(Items listed in a dataset)
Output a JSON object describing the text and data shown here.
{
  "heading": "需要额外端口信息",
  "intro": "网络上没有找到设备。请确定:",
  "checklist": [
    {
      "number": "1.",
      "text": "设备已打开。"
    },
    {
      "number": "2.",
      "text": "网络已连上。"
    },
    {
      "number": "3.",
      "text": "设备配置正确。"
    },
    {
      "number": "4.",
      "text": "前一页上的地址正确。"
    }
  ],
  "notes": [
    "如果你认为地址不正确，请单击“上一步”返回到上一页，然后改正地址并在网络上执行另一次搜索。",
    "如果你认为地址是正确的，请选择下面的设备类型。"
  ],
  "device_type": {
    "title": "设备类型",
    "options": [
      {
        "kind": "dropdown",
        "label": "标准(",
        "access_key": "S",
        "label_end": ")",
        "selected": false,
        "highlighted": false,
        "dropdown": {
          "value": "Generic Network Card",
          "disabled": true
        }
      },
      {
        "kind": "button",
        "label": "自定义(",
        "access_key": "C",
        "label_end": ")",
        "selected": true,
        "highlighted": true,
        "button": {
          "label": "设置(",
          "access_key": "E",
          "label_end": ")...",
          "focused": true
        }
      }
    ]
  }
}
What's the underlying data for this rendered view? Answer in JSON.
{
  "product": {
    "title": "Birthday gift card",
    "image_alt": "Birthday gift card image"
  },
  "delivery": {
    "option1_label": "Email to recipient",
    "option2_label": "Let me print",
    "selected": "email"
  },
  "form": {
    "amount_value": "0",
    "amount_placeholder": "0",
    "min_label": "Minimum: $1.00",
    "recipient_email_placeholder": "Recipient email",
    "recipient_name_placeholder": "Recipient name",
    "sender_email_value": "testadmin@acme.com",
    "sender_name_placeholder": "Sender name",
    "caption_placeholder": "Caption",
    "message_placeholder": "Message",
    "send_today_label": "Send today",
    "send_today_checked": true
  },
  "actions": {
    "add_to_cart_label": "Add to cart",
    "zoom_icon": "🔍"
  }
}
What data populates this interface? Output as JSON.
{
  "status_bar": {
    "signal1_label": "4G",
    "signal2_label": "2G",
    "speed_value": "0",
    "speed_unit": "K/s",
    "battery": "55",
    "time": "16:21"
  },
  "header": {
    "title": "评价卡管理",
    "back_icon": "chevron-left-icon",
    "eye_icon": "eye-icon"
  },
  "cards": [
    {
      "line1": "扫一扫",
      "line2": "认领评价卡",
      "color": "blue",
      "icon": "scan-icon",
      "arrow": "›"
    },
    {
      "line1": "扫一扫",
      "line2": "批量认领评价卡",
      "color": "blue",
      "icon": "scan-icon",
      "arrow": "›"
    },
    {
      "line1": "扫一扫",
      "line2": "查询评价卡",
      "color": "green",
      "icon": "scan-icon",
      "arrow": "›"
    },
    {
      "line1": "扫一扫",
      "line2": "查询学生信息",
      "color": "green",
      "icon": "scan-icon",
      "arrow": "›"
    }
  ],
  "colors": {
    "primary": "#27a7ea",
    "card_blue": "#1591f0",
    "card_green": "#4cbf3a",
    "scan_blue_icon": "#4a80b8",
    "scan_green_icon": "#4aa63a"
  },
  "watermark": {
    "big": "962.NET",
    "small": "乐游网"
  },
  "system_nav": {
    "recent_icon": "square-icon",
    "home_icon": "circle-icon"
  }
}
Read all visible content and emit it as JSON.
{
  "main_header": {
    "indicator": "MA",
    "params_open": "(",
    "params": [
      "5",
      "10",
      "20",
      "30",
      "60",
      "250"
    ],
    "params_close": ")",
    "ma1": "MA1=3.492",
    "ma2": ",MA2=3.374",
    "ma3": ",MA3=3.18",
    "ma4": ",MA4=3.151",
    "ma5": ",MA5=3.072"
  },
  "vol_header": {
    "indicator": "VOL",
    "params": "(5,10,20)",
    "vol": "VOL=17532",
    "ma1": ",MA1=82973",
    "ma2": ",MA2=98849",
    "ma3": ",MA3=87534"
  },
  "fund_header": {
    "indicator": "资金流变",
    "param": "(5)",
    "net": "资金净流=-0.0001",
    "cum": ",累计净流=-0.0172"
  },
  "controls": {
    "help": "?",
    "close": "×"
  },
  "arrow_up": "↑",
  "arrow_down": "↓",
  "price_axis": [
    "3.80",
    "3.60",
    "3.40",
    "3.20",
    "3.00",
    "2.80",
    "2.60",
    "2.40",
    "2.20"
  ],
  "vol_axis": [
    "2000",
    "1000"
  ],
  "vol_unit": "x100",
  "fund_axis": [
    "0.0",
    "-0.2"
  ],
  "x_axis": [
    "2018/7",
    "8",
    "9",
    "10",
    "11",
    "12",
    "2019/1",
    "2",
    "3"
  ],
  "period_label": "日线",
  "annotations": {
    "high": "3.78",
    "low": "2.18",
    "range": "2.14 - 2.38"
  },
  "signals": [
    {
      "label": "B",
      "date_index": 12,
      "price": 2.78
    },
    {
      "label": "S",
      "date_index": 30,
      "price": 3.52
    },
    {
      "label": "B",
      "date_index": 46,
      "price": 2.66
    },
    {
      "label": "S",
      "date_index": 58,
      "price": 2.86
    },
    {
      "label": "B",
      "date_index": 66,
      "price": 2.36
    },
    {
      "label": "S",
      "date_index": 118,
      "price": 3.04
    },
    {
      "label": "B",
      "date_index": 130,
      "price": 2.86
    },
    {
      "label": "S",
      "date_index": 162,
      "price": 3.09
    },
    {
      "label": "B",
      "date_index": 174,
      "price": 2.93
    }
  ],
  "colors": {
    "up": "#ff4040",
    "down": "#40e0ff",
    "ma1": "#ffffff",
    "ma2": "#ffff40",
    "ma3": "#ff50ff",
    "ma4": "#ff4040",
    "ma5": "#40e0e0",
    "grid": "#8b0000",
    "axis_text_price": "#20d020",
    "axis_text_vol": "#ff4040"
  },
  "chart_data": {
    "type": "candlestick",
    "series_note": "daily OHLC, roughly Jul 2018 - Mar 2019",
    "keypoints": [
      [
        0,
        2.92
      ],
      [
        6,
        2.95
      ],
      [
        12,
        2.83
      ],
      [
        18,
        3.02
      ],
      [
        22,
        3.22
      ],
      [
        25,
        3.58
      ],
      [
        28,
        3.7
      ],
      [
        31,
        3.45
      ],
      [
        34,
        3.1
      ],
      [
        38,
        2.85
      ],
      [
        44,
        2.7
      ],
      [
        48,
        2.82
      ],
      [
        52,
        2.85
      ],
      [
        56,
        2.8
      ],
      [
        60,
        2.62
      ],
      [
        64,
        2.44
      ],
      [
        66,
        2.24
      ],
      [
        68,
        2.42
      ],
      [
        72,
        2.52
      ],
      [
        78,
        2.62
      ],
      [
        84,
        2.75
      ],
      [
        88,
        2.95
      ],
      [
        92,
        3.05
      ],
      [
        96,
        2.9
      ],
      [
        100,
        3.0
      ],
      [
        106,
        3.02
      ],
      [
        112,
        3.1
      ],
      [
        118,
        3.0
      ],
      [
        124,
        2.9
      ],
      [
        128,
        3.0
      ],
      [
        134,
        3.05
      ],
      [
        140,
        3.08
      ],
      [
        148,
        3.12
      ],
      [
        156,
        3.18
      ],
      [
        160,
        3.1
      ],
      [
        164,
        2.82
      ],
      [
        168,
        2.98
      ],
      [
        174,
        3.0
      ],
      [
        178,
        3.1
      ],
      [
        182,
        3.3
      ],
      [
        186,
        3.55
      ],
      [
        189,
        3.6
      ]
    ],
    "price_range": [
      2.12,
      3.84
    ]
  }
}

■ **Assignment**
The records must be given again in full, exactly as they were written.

■ **Answer to this exercise**
Output a JSON object describing the text and data shown here.
{
  "heading": "需要额外端口信息",
  "intro": "网络上没有找到设备。请确定:",
  "checklist": [
    {
      "number": "1.",
      "text": "设备已打开。"
    },
    {
      "number": "2.",
      "text": "网络已连上。"
    },
    {
      "number": "3.",
      "text": "设备配置正确。"
    },
    {
      "number": "4.",
      "text": "前一页上的地址正确。"
    }
  ],
  "notes": [
    "如果你认为地址不正确，请单击“上一步”返回到上一页，然后改正地址并在网络上执行另一次搜索。",
    "如果你认为地址是正确的，请选择下面的设备类型。"
  ],
  "device_type": {
    "title": "设备类型",
    "options": [
      {
        "kind": "dropdown",
        "label": "标准(",
        "access_key": "S",
        "label_end": ")",
        "selected": false,
        "highlighted": false,
        "dropdown": {
          "value": "Generic Network Card",
          "disabled": true
        }
      },
      {
        "kind": "button",
        "label": "自定义(",
        "access_key": "C",
        "label_end": ")",
        "selected": true,
        "highlighted": true,
        "button": {
          "label": "设置(",
          "access_key": "E",
          "label_end": ")...",
          "focused": true
        }
      }
    ]
  }
}
What's the underlying data for this rendered view? Answer in JSON.
{
  "product": {
    "title": "Birthday gift card",
    "image_alt": "Birthday gift card image"
  },
  "delivery": {
    "option1_label": "Email to recipient",
    "option2_label": "Let me print",
    "selected": "email"
  },
  "form": {
    "amount_value": "0",
    "amount_placeholder": "0",
    "min_label": "Minimum: $1.00",
    "recipient_email_placeholder": "Recipient email",
    "recipient_name_placeholder": "Recipient name",
    "sender_email_value": "testadmin@acme.com",
    "sender_name_placeholder": "Sender name",
    "caption_placeholder": "Caption",
    "message_placeholder": "Message",
    "send_today_label": "Send today",
    "send_today_checked": true
  },
  "actions": {
    "add_to_cart_label": "Add to cart",
    "zoom_icon": "🔍"
  }
}
What data populates this interface? Output as JSON.
{
  "status_bar": {
    "signal1_label": "4G",
    "signal2_label": "2G",
    "speed_value": "0",
    "speed_unit": "K/s",
    "battery": "55",
    "time": "16:21"
  },
  "header": {
    "title": "评价卡管理",
    "back_icon": "chevron-left-icon",
    "eye_icon": "eye-icon"
  },
  "cards": [
    {
      "line1": "扫一扫",
      "line2": "认领评价卡",
      "color": "blue",
      "icon": "scan-icon",
      "arrow": "›"
    },
    {
      "line1": "扫一扫",
      "line2": "批量认领评价卡",
      "color": "blue",
      "icon": "scan-icon",
      "arrow": "›"
    },
    {
      "line1": "扫一扫",
      "line2": "查询评价卡",
      "color": "green",
      "icon": "scan-icon",
      "arrow": "›"
    },
    {
      "line1": "扫一扫",
      "line2": "查询学生信息",
      "color": "green",
      "icon": "scan-icon",
      "arrow": "›"
    }
  ],
  "colors": {
    "primary": "#27a7ea",
    "card_blue": "#1591f0",
    "card_green": "#4cbf3a",
    "scan_blue_icon": "#4a80b8",
    "scan_green_icon": "#4aa63a"
  },
  "watermark": {
    "big": "962.NET",
    "small": "乐游网"
  },
  "system_nav": {
    "recent_icon": "square-icon",
    "home_icon": "circle-icon"
  }
}
Read all visible content and emit it as JSON.
{
  "main_header": {
    "indicator": "MA",
    "params_open": "(",
    "params": [
      "5",
      "10",
      "20",
      "30",
      "60",
      "250"
    ],
    "params_close": ")",
    "ma1": "MA1=3.492",
    "ma2": ",MA2=3.374",
    "ma3": ",MA3=3.18",
    "ma4": ",MA4=3.151",
    "ma5": ",MA5=3.072"
  },
  "vol_header": {
    "indicator": "VOL",
    "params": "(5,10,20)",
    "vol": "VOL=17532",
    "ma1": ",MA1=82973",
    "ma2": ",MA2=98849",
    "ma3": ",MA3=87534"
  },
  "fund_header": {
    "indicator": "资金流变",
    "param": "(5)",
    "net": "资金净流=-0.0001",
    "cum": ",累计净流=-0.0172"
  },
  "controls": {
    "help": "?",
    "close": "×"
  },
  "arrow_up": "↑",
  "arrow_down": "↓",
  "price_axis": [
    "3.80",
    "3.60",
    "3.40",
    "3.20",
    "3.00",
    "2.80",
    "2.60",
    "2.40",
    "2.20"
  ],
  "vol_axis": [
    "2000",
    "1000"
  ],
  "vol_unit": "x100",
  "fund_axis": [
    "0.0",
    "-0.2"
  ],
  "x_axis": [
    "2018/7",
    "8",
    "9",
    "10",
    "11",
    "12",
    "2019/1",
    "2",
    "3"
  ],
  "period_label": "日线",
  "annotations": {
    "high": "3.78",
    "low": "2.18",
    "range": "2.14 - 2.38"
  },
  "signals": [
    {
      "label": "B",
      "date_index": 12,
      "price": 2.78
    },
    {
      "label": "S",
      "date_index": 30,
      "price": 3.52
    },
    {
      "label": "B",
      "date_index": 46,
      "price": 2.66
    },
    {
      "label": "S",
      "date_index": 58,
      "price": 2.86
    },
    {
      "label": "B",
      "date_index": 66,
      "price": 2.36
    },
    {
      "label": "S",
      "date_index": 118,
      "price": 3.04
    },
    {
      "label": "B",
      "date_index": 130,
      "price": 2.86
    },
    {
      "label": "S",
      "date_index": 162,
      "price": 3.09
    },
    {
      "label": "B",
      "date_index": 174,
      "price": 2.93
    }
  ],
  "colors": {
    "up": "#ff4040",
    "down": "#40e0ff",
    "ma1": "#ffffff",
    "ma2": "#ffff40",
    "ma3": "#ff50ff",
    "ma4": "#ff4040",
    "ma5": "#40e0e0",
    "grid": "#8b0000",
    "axis_text_price": "#20d020",
    "axis_text_vol": "#ff4040"
  },
  "chart_data": {
    "type": "candlestick",
    "series_note": "daily OHLC, roughly Jul 2018 - Mar 2019",
    "keypoints": [
      [
        0,
        2.92
      ],
      [
        6,
        2.95
      ],
      [
        12,
        2.83
      ],
      [
        18,
        3.02
      ],
      [
        22,
        3.22
      ],
      [
        25,
        3.58
      ],
      [
        28,
        3.7
      ],
      [
        31,
        3.45
      ],
      [
        34,
        3.1
      ],
      [
        38,
        2.85
      ],
      [
        44,
        2.7
      ],
      [
        48,
        2.82
      ],
      [
        52,
        2.85
      ],
      [
        56,
        2.8
      ],
      [
        60,
        2.62
      ],
      [
        64,
        2.44
      ],
      [
        66,
        2.24
      ],
      [
        68,
        2.42
      ],
      [
        72,
        2.52
      ],
      [
        78,
        2.62
      ],
      [
        84,
        2.75
      ],
      [
        88,
        2.95
      ],
      [
        92,
        3.05
      ],
      [
        96,
        2.9
      ],
      [
        100,
        3.0
      ],
      [
        106,
        3.02
      ],
      [
        112,
        3.1
      ],
      [
        118,
        3.0
      ],
      [
        124,
        2.9
      ],
      [
        128,
        3.0
      ],
      [
        134,
        3.05
      ],
      [
        140,
        3.08
      ],
      [
        148,
        3.12
      ],
      [
        156,
        3.18
      ],
      [
        160,
        3.1
      ],
      [
        164,
        2.82
      ],
      [
        168,
        2.98
      ],
      [
        174,
        3.0
      ],
      [
        178,
        3.1
      ],
      [
        182,
        3.3
      ],
      [
        186,
        3.55
      ],
      [
        189,
        3.6
      ]
    ],
    "price_range": [
      2.12,
      3.84
    ]
  }
}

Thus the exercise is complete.